Today, the Kahlenberg is above all a popular excursion destination and the top can be reached in about four hours on Vienna's City Hiking Trail 1. At the highest point of the mountain is the Stefaniewarte. This 22 metre-tall viewing tower was built in 1887 and named after Crown Princess Stefanie of Belgium. Just below the summit stands the Baroque St. Joseph's Church, whose black Madonna made it a popular pilgrimage church. From there, you arrive at the panorama terrace, which invites you to stay awhile and gaze down on Vienna. A restaurant and takeaway cafe offer not only beautiful views, but also Viennese delights.
City hiking trail 1a leads to the neighbouring 425 meter-high Leopoldsberg, the easternmost foothill of the Alps. The Babenberg Count Leopold III had a castle built here in the 12th century, most of which still stands today.
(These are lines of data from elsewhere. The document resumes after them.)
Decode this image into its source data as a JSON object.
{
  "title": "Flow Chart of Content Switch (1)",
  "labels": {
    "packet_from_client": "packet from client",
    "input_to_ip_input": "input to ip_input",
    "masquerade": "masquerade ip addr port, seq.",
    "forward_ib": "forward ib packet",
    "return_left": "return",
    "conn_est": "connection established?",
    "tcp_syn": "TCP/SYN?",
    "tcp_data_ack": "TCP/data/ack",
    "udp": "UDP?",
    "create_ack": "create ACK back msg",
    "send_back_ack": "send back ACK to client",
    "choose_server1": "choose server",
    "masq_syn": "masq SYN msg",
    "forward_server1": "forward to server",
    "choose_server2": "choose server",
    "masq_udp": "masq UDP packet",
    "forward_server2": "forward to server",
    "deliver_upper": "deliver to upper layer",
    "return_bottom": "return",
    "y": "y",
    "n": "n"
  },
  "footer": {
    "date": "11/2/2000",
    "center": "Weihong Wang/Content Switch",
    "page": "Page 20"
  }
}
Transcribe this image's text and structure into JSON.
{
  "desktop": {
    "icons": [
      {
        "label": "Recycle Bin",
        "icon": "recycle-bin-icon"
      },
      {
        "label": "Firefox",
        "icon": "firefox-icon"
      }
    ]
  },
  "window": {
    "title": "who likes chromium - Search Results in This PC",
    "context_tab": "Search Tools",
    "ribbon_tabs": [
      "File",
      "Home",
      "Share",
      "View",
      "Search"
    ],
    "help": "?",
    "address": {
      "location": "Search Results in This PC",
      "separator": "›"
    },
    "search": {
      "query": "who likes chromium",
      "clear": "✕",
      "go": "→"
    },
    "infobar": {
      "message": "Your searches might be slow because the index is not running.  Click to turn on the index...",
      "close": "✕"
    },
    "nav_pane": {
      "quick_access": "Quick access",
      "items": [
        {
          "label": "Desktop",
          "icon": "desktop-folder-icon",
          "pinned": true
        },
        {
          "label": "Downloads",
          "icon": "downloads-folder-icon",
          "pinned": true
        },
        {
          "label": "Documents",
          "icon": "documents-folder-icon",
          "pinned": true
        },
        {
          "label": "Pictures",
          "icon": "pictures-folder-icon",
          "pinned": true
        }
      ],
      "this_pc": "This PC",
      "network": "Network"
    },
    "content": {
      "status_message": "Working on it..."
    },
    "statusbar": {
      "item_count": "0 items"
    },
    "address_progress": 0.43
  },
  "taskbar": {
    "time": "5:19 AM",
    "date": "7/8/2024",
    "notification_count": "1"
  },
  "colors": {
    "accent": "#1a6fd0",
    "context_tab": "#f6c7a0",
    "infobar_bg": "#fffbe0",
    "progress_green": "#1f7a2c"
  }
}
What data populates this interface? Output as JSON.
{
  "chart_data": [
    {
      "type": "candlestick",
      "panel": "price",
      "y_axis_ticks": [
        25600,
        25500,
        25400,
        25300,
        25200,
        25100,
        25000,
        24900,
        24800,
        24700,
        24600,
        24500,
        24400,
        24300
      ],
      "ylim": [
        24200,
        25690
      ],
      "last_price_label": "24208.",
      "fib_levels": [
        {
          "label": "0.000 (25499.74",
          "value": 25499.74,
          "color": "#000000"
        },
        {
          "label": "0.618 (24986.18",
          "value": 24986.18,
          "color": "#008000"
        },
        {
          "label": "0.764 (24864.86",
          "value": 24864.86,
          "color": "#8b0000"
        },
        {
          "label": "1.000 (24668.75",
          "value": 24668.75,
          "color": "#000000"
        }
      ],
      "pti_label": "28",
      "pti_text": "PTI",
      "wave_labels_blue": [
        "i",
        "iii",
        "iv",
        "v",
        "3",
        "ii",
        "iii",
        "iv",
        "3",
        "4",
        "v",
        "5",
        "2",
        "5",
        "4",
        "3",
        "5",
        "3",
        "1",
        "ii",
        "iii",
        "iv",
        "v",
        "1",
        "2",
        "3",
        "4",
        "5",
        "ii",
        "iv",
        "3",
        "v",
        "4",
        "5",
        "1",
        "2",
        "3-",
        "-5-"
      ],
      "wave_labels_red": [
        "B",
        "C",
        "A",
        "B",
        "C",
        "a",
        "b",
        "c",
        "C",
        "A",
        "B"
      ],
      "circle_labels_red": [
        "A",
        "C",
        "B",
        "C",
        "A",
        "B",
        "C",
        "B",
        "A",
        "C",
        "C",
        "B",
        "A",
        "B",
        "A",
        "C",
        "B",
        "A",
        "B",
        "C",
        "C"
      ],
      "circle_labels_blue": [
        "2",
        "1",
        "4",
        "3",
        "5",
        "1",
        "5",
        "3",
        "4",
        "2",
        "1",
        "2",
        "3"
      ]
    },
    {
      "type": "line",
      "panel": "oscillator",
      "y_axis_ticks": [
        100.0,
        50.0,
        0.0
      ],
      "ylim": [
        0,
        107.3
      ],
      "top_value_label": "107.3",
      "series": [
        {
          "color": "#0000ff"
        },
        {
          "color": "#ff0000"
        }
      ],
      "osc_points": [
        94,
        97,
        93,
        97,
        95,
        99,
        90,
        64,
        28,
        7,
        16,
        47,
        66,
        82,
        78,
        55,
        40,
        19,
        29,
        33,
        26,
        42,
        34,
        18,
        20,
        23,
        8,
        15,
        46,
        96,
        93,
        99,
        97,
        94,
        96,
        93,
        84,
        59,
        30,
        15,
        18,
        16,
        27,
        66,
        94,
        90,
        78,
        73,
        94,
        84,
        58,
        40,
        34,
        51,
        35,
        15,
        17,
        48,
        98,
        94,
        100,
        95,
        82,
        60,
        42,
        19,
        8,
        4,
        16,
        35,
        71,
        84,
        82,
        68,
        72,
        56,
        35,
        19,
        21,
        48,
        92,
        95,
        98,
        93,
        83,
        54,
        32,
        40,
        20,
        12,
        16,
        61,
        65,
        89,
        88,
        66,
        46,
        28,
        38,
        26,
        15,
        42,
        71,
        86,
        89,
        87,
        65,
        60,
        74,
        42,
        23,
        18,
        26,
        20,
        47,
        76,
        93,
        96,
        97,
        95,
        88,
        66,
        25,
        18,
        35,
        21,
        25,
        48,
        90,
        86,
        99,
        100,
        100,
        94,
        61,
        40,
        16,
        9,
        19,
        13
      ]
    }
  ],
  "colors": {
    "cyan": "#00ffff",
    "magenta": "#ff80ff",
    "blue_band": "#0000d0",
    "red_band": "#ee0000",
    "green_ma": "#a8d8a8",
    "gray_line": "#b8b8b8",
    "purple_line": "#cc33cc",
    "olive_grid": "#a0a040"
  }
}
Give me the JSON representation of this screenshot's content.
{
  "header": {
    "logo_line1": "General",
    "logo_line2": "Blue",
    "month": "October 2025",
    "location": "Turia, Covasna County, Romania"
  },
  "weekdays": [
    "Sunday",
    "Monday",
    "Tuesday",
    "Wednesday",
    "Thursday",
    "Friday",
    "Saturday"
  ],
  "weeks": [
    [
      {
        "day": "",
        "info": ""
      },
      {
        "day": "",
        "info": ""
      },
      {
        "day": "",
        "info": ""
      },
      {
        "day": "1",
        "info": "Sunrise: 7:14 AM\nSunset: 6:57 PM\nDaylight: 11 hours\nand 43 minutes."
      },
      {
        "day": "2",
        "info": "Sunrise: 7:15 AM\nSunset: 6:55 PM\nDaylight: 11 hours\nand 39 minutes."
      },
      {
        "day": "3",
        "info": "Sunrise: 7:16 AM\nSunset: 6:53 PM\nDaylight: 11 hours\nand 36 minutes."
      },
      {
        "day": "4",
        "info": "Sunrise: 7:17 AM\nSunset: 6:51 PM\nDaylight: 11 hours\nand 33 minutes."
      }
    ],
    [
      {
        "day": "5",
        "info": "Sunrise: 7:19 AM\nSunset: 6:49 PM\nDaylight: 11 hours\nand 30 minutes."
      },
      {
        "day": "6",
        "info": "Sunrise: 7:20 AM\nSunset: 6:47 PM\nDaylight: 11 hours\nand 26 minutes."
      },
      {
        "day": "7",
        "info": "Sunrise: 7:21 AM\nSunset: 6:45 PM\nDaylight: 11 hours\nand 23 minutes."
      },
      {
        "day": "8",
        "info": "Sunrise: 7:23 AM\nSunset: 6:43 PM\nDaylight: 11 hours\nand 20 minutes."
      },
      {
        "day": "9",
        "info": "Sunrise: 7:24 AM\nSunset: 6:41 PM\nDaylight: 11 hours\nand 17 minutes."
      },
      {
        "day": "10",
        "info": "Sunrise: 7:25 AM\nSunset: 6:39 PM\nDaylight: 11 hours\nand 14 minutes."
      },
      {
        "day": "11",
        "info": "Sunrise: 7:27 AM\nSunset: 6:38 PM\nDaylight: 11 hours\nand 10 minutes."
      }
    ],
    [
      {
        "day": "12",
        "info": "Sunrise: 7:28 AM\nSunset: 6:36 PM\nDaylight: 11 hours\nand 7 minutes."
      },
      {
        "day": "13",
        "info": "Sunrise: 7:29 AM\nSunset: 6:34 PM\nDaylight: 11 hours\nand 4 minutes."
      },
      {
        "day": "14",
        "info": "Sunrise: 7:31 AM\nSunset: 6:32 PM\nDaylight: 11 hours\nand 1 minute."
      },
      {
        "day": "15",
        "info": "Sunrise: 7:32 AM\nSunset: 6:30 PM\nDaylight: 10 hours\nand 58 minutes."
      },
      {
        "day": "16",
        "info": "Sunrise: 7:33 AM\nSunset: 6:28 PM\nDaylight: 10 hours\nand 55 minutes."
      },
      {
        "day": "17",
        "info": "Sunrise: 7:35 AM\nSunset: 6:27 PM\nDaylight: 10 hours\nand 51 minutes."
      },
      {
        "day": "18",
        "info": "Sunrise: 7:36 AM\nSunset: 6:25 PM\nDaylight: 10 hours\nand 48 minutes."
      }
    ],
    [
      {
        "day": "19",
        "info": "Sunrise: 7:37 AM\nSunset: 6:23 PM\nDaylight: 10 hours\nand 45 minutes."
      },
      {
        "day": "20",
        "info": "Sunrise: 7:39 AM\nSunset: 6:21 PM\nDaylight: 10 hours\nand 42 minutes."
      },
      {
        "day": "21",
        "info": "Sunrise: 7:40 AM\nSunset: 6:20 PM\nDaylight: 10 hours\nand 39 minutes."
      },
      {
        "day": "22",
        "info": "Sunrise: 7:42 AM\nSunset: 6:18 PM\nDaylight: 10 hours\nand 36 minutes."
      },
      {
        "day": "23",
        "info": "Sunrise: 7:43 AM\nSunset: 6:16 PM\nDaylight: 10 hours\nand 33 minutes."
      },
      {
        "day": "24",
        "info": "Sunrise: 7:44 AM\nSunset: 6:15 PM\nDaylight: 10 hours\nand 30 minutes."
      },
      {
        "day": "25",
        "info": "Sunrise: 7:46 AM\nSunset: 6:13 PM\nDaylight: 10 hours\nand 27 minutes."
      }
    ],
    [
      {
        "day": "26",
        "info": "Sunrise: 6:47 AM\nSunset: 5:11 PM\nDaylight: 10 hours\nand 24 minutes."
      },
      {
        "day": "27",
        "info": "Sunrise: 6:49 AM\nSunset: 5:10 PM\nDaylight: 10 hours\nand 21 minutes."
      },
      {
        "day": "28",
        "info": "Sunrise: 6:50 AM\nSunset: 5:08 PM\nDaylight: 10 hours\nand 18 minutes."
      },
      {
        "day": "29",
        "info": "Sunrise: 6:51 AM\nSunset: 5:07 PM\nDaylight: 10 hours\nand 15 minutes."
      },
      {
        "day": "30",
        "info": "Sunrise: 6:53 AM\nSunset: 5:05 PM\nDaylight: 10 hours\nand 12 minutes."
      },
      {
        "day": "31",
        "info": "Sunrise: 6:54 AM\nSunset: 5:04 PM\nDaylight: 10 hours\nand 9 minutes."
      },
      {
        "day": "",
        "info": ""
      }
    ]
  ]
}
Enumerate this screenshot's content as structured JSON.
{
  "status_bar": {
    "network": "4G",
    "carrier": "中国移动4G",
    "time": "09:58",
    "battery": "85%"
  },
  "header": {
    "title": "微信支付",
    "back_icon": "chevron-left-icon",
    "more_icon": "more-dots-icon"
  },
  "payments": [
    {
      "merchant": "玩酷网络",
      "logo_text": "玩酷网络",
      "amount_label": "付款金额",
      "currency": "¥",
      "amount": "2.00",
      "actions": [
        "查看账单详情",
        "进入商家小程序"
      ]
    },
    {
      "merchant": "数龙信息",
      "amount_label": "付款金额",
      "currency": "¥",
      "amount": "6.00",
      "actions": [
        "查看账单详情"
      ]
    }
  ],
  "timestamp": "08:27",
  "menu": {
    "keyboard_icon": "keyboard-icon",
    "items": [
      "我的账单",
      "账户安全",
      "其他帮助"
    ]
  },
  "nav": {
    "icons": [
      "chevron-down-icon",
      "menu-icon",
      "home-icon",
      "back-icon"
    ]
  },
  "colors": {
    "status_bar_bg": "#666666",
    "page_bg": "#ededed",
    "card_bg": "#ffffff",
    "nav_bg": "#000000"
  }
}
A special feature here is the 1.5 kilometre-long Nasenweg with its unique fauna and flora and its impressive view of the Danube.
Those who would prefer not to walk can reach the Kahlenberg in comfort by bus (line 38A from Heiligenstadt via Grinzing) or by car (via Grinzing and the Höhenstrasse).